I don’t even really understand why Mind Twist is banned in Legacy. I understand that Mind Twist is powerful. I played back in the day when Mind Twist was one of the most powerful cards in Vintage. But the card feels like more bark than bite these days.

Magic has changed a lot since the days Mind Twist was banned. Games are faster and more about what is going on on the board than about grinding card advantage. I understand that knocking out an opponent’s entire grip is devastating, but the kinds of games where that is likely to happen feel less and less.

It isn’t like players don’t have Force of Will, Flusterstorm, Spell Pierce, Daze, and nameless other cheap counterspells to interact with Mind Twist. Mind Twist has to be expensive in order to be good.

In order to be better than Hymn to Tourach, it needs to be cast for 3B. 4-mana discard three. 5-mana discard four. 6-mana discard five. None of these iterations are particularly “busted” Magic cards. It is flexible, which is something, but I don’t think this card needs to remain banned.

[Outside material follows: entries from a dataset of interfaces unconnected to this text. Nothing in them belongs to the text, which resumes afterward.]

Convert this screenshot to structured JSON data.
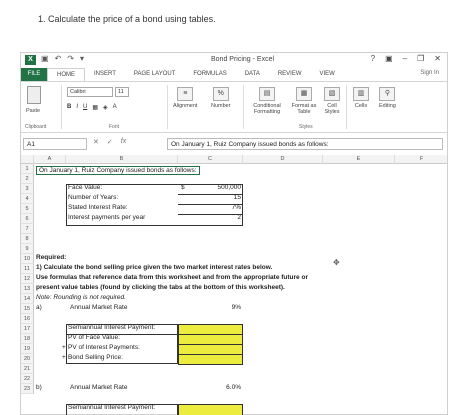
{
  "question": "1. Calculate the price of a bond using tables.",
  "window": {
    "title": "Bond Pricing - Excel",
    "controls": [
      "?",
      "▣",
      "–",
      "❐",
      "✕"
    ],
    "sign_in": "Sign In"
  },
  "tabs": [
    "FILE",
    "HOME",
    "INSERT",
    "PAGE LAYOUT",
    "FORMULAS",
    "DATA",
    "REVIEW",
    "VIEW"
  ],
  "ribbon": {
    "paste": "Paste",
    "clipboard": "Clipboard",
    "font_name": "Calibri",
    "font_size": "11",
    "font_group": "Font",
    "bold": "B",
    "italic": "I",
    "underline": "U",
    "alignment": "Alignment",
    "number": "Number",
    "percent": "%",
    "conditional": "Conditional Formatting",
    "format_table": "Format as Table",
    "cell_styles": "Cell Styles",
    "styles_group": "Styles",
    "cells": "Cells",
    "editing": "Editing"
  },
  "formula_bar": {
    "name_box": "A1",
    "content": "On January 1, Ruiz Company issued bonds as follows:"
  },
  "columns": [
    "A",
    "B",
    "C",
    "D",
    "E",
    "F"
  ],
  "rows": [
    "1",
    "2",
    "3",
    "4",
    "5",
    "6",
    "7",
    "8",
    "9",
    "10",
    "11",
    "12",
    "13",
    "14",
    "15",
    "16",
    "17",
    "18",
    "19",
    "20",
    "21",
    "22",
    "23"
  ],
  "sheet": {
    "a1": "On January 1, Ruiz Company issued bonds as follows:",
    "face_value_label": "Face Value:",
    "face_value_symbol": "$",
    "face_value": "500,000",
    "years_label": "Number of Years:",
    "years": "15",
    "rate_label": "Stated Interest Rate:",
    "rate": "7%",
    "payments_label": "Interest payments per year",
    "payments": "2",
    "required": "Required:",
    "line10": "1) Calculate the bond selling price given the two market interest rates below.",
    "line11": "Use formulas that reference data from this worksheet and from the appropriate future or",
    "line12": "present value tables (found by clicking the tabs at the bottom of this worksheet).",
    "line13": "Note: Rounding is not required.",
    "a_label": "a)",
    "a_market": "Annual Market Rate",
    "a_rate": "9%",
    "semi_payment": "Semiannual Interest Payment:",
    "pv_face": "PV of Face Value:",
    "pv_interest": "PV of Interest Payments:",
    "selling_price": "Bond Selling Price:",
    "plus": "+",
    "b_label": "b)",
    "b_market": "Annual Market Rate",
    "b_rate": "6.0%",
    "semi_payment_b": "Semiannual Interest Payment:"
  }
}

Restricted in Vintage is the equivalent of banned in other formats. I love my Vintage, so I thought I’d throw it in as a freebie.

Make it real!

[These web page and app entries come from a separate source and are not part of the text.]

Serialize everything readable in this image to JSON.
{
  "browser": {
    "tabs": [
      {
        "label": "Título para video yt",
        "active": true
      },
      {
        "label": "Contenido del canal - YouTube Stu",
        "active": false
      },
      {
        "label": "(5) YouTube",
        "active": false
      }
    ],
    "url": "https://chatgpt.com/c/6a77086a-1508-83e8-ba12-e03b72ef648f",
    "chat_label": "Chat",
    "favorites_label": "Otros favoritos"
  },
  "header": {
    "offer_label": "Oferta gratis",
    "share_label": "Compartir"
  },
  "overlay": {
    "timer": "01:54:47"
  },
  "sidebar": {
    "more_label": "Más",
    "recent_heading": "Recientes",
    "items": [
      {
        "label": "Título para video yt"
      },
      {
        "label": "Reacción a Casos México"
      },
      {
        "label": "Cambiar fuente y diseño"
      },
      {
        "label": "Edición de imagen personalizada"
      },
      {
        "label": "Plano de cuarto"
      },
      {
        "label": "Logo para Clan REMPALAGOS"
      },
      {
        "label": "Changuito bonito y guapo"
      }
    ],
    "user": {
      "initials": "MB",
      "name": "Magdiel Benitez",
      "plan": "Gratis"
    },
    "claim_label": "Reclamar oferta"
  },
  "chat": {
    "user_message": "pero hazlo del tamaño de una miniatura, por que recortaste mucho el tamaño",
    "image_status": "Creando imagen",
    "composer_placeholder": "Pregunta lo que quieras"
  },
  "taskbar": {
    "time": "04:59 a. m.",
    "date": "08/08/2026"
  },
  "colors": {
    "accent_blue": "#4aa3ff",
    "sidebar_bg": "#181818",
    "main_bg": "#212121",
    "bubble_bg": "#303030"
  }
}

My first and favorite option. Errata Chaos Orb and restrict it in Vintage.

1, Sacrifice Chaos Orb: destroy target permanent.

Make Chaos Orb back into the Power 9 caliber card it was designed to be.

It’s never going to happen, but it would be sweet to play with Chaos Orb in Vintage.

Among the actual Restricted Vintage cards that could be unrestricted:

Even when I build and play draw-seven-style decks like Steel City Vault, I don’t include Windfall because the card simply isn’t very good. The fear is that a deck with a bunch of draw-sevens and Windfall on the play will always have a draw-seven. Cool story, what if you’re on the draw against Workshops? Dead. What if they have a Force of Will? Dead. What if they go first and dump a bunch of Moxen? Dead. The deck is scary in theory, but stinks in reality.

This is the kind of unrestriction that makes zero impact on the format because the game and the times have changed so much since it needed to be restricted. The card is borderline unplayable, and having 4 copies doesn’t change that fact.


Just for fun. These stand out as being out of place on a banned list:

Just to be clear, these cards are legal:

I would describe the kind of Commander decks that I play to be semi-competitive and I would not care in the slightest if somebody was playing with the first three cards. Also, if I were playing an actual competitive Commander deck (many of my friends have decks like these) I would 100% not care if my opponent’s played these cards because they are 100% terrible.

As an aside, I strongly believe that taking extra turns should be banned in multiplayer formats.

It’s always fun to take a stroll through the banned lists and think about what could be. One thing I noticed is that the current banned lists are pretty tight, all things considered, and there are no longer a ton of obvious bad cards lingering around, which is good for Magic as a whole.

It’s pretty exciting to think about potentially BBE-ing in Modern or Mind Twisting in Legacy one day. What do you all think? What changes would most excite you?